The focus of the project was on the role of visual attention for impulse purchasing. In a set of laboratory experiments that used eye tracking, we examined the relationship between buying impulsiveness, visual attention, and shopping orientations. We found that buying impulsiveness influences the breadth of visual attention. In a simulated shopping task, impulsive buyers were more likely to get distracted by task-irrelevant products than non-impulsive shoppers. Further studies indicate that an experiential shopping orientation increases this visual distractibility, whereas a task-focused shopping orientation reduces the distractibility. Another study used pupil dilation as an indicator of affective arousal and found that impulsive buyers, compared to non-impulsive shoppers, showed more affective arousal while watching shopping scenes.

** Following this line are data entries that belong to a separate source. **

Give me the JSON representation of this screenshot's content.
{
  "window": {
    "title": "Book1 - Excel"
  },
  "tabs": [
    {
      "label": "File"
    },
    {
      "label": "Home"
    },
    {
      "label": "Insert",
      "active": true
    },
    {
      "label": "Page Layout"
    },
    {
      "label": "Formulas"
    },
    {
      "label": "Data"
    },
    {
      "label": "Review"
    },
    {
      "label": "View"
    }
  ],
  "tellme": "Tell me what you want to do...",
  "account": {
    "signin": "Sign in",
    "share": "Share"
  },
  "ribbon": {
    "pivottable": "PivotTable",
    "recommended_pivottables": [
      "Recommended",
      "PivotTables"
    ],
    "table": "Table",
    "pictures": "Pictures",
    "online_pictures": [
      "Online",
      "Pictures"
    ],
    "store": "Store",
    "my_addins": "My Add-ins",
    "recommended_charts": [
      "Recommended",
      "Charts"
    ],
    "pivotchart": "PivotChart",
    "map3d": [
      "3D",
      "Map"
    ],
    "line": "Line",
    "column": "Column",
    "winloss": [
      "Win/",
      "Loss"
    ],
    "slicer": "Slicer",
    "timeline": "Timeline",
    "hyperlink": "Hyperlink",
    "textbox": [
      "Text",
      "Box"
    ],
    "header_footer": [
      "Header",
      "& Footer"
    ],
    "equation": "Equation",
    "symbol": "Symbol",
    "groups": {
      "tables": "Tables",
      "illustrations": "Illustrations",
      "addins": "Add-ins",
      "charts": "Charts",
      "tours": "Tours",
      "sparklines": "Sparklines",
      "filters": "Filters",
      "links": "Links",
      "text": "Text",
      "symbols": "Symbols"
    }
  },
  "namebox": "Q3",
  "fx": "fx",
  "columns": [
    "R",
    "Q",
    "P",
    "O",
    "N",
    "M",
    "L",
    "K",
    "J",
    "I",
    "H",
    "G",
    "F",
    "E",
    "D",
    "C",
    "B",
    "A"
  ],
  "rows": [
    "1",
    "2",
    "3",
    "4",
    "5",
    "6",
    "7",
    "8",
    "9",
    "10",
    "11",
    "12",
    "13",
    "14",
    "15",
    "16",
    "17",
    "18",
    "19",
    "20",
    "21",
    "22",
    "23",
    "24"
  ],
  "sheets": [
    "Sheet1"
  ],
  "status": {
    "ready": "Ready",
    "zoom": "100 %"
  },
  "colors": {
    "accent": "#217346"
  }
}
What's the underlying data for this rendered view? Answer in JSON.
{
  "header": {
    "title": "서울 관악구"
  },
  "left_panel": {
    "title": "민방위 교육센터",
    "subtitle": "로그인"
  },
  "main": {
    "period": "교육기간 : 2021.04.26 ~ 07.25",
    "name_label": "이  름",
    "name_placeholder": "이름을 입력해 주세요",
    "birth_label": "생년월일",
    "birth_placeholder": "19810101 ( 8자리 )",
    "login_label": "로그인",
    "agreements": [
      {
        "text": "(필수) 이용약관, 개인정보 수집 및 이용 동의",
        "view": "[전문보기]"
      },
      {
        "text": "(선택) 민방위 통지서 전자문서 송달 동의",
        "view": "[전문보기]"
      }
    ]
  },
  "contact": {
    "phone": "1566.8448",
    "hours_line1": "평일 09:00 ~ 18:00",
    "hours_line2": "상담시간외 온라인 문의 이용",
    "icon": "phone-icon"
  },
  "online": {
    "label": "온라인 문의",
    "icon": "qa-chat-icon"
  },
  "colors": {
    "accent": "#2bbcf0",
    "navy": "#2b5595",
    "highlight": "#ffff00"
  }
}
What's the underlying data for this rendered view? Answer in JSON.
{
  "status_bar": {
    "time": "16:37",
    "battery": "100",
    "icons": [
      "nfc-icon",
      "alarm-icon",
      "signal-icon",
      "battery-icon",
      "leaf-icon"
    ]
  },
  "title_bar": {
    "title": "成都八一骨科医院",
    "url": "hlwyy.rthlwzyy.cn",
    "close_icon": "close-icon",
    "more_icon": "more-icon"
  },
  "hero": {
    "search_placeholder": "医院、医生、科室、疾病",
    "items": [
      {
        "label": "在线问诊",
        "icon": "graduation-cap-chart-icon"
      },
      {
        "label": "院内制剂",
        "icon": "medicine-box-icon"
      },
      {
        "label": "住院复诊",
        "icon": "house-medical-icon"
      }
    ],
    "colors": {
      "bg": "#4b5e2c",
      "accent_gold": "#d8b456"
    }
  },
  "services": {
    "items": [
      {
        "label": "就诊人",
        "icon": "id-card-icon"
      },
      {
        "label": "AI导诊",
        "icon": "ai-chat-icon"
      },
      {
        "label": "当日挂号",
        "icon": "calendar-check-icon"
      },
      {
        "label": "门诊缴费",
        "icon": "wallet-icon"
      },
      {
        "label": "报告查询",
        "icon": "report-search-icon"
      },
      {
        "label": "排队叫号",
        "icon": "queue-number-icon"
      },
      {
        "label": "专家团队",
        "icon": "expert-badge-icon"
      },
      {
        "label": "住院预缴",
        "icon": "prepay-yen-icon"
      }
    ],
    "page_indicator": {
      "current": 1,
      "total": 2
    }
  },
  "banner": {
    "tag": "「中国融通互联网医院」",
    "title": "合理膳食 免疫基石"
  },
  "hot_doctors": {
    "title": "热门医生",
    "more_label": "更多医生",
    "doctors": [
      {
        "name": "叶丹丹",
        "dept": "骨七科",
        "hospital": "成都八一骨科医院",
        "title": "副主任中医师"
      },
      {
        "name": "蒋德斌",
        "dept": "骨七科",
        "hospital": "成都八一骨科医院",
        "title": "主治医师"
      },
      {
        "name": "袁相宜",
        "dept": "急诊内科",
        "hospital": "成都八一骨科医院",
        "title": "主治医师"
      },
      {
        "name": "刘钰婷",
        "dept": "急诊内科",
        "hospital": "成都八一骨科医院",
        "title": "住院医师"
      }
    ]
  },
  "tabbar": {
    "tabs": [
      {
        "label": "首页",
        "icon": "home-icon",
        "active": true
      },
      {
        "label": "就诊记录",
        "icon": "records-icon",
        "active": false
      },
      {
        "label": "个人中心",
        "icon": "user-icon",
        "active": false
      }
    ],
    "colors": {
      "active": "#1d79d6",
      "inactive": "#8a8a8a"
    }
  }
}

Based on these results from the first set of studies, we tested techniques that could modify attentional processes and thereby help consumers to shield themselves from distraction. In two eye-tracking studies in the laboratory, we found that two techniques may help consumers to reduce visual distractibility. First, we found that planning (i.e., making a shopping list) helps consumers to focus their visual attention. A second lab study showed that consumers who formed implementation intentions (a technique from motivational psychology) that established increased affective arousal as a trigger for efforts to control attention, were more successful in controlling their attention than other participants. An additional field study tested the effect of implementation intentions to control attention on actual purchasing behavior. A follow-up measurement after two weeks did not show positive effects of implementation intentions on self-reported shopping behavior. Taken together, the results on interventions imply that techniques such as planning or implementation intentions may help to reduce the visual distractibility of impulsive buyers. In order to establish long-term effects on consumers’ buying behavior, however, these techniques need to be completed by additional intervention strategies or more intensive training.

The results from the project have major implications for research on impulsive buying. Our results show that buying impulsiveness already operates at the level of visual attention, and that these attentional processes can be modified. The research has also an impact on consumer welfare. The knowledge about attentional mechanisms and techniques to control attention may help consumers to increase their control over their spending.